The court determined that all four elements were met. Following recent Utah law, the court decided that, for res judicata purposes, Mr. Orvis's state criminal conviction was a final adjudication until reversed, modified, or set aside. See Youren v. Tintic Sch. Dist., 86 P.3d 771, 773 (Utah Ct. App. 2004). Also, Mr. Orvis does not argue that the parties and causes of action were not identical or that he lacked a full and fair opportunity to pursue his contentions in state court.(2) The record does not reveal any legal error in the district court's res judicata ruling.
Moreover, we conclude that the district court correctly entered summary judgment on Mr. Orvis's claims arising from the termination of his service on the Planning Commission. As the district court noted, Mr. Orvis failed to come forward with evidence that his removal from the Commission was in retaliation for his exercise of free speech, a restriction of a liberty or property interest, or a violation of his equal protection rights.
The judgment of the district court is AFFIRMED.
Entered for the Court
Mary Beck Briscoe
*. After examining the briefs and appellate record, this panel has determined unanimously that oral argument would not materially assist the determination of this appeal. See Fed. R. App. P. 34(a)(2); 10th Cir. R. 34.1(G). The case is therefore ordered submitted without oral argument. This order and judgment is not binding precedent, except under the doctrines of law of the case, res judicata, and collateral estoppel. The court generally disfavors the citation of orders and judgments; nevertheless, an order and judgment may be cited under the terms and conditions of 10th Cir. R. 36.3.
1. Mr. Orvis also argues that his business-license claims should have been dismissed without prejudice because they are premature until he succeeds in his state court appeal. Aplt. Br. at 13. It is true that a § 1983 plaintiff who has been convicted in a criminal prosecution cannot challenge the process leading to his conviction unless and until the conviction has been invalidated. See Heck v. Humphrey, 512 U.S. 477, 486-87 (1994). It is equally true that if an appellant "failed to make [an] argument in the district court, we conclude that the argument has been waived and decline to consider it." Oliveros v. Mitchell, 449 F.3d 1091, 1095 (10th Cir. 2006). And this court has noted that a Heck defense is not jurisdictional. See Jiron v. City of Lakewood 392 F.3d 410, 413, n.1 (10th Cir. 2004) (citing Okoro v. Bohman, 164 F.3d 1059, 1061 (7th Cir. 1999)).
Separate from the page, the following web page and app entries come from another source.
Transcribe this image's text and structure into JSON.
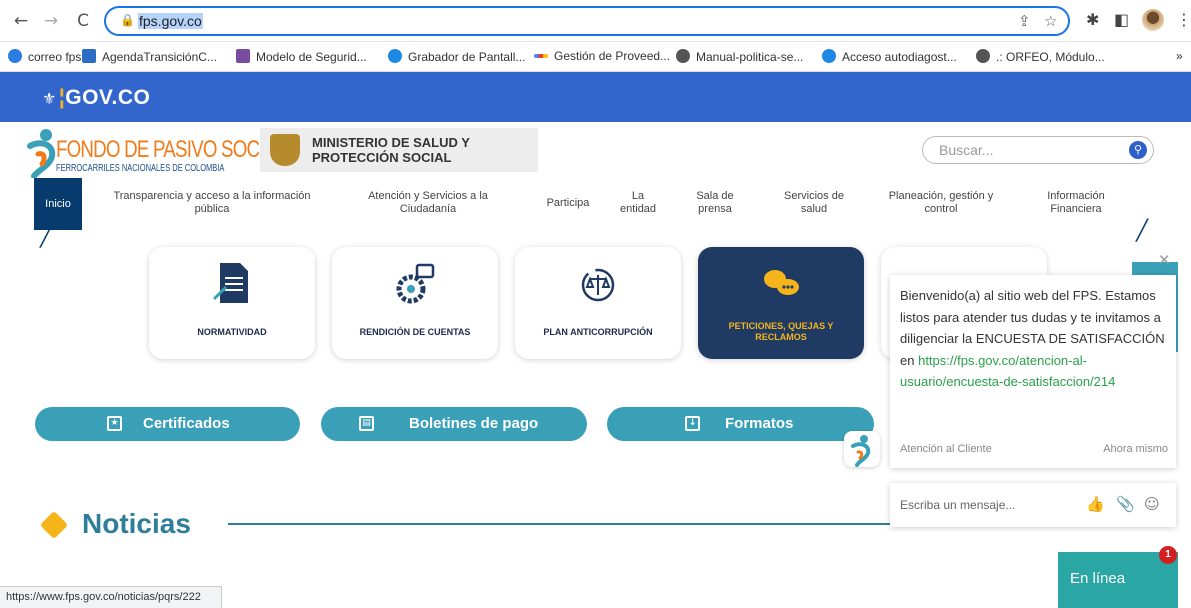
{
  "browser": {
    "url": "fps.gov.co",
    "back": "←",
    "forward": "→",
    "reload": "C",
    "bookmarks": [
      "correo fps",
      "AgendaTransiciónC...",
      "Modelo de Segurid...",
      "Grabador de Pantall...",
      "Gestión de Proveed...",
      "Manual-politica-se...",
      "Acceso autodiagost...",
      ".: ORFEO, Módulo..."
    ],
    "more": "»",
    "status_url": "https://www.fps.gov.co/noticias/pqrs/222"
  },
  "gov": {
    "logo": "GOV.CO"
  },
  "header": {
    "fps_name": "FONDO DE PASIVO SOCIAL",
    "fps_sub": "FERROCARRILES NACIONALES DE COLOMBIA",
    "ministry_line1": "MINISTERIO DE SALUD Y",
    "ministry_line2": "PROTECCIÓN SOCIAL",
    "search_placeholder": "Buscar..."
  },
  "nav": [
    "Inicio",
    "Transparencia y acceso a la información pública",
    "Atención y Servicios a la Ciudadanía",
    "Participa",
    "La entidad",
    "Sala de prensa",
    "Servicios de salud",
    "Planeación, gestión y control",
    "Información Financiera"
  ],
  "cards": [
    "NORMATIVIDAD",
    "RENDICIÓN DE CUENTAS",
    "PLAN ANTICORRUPCIÓN",
    "PETICIONES, QUEJAS Y RECLAMOS"
  ],
  "buttons": [
    "Certificados",
    "Boletines de pago",
    "Formatos"
  ],
  "section_title": "Noticias",
  "chat": {
    "message_text": "Bienvenido(a) al sitio web del FPS. Estamos listos para atender tus dudas y te invitamos a diligenciar la ENCUESTA DE SATISFACCIÓN en",
    "message_link": "https://fps.gov.co/atencion-al-usuario/encuesta-de-satisfaccion/214",
    "sender": "Atención al Cliente",
    "time": "Ahora mismo",
    "input_placeholder": "Escriba un mensaje...",
    "status": "En línea",
    "badge": "1"
  },
  "colors": {
    "gov_blue": "#3366cc",
    "nav_dark": "#073b6d",
    "teal": "#3aa0b8",
    "orange": "#f07b1a",
    "gold": "#f5b51a"
  }
}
We find no indication in the record before us that Mr. Orvis argued this issue in district court. His response to the City's summary judgment motion stated that he was "able to meet [his] burden of going forward on [his] constitutional claims" and that he should be allowed "to proceed to trial." Aplt. App. at 50. We therefore do not consider his prematurity argument on appeal. See Jiron, 392 F.3d at 410, n.1 (evaluating the substance of plaintiff's claims "because the district court dismissed [the] entire set of claims, with prejudice, and because Heck at best would only support a dismissal without prejudice").
2. Appellants' Appendix does not provide any documentation from Mr. Orvis's appeal to the Utah Court of Appeals. Thus, this court cannot describe the issues before that court with any certainty. "A party who seeks to reverse the decision of a district court must provide an adequate record for this court to determine that error was committed." Travelers Indem. Co. v. Accurate Autobody, Inc., 340 F.3d 1118, 1119 (10th Cir. 2003); see also 10th Cir. R. 30.1(A)(1) (stating that "[t]he appellant must file an appendix sufficient for considering and deciding the issues on appeal").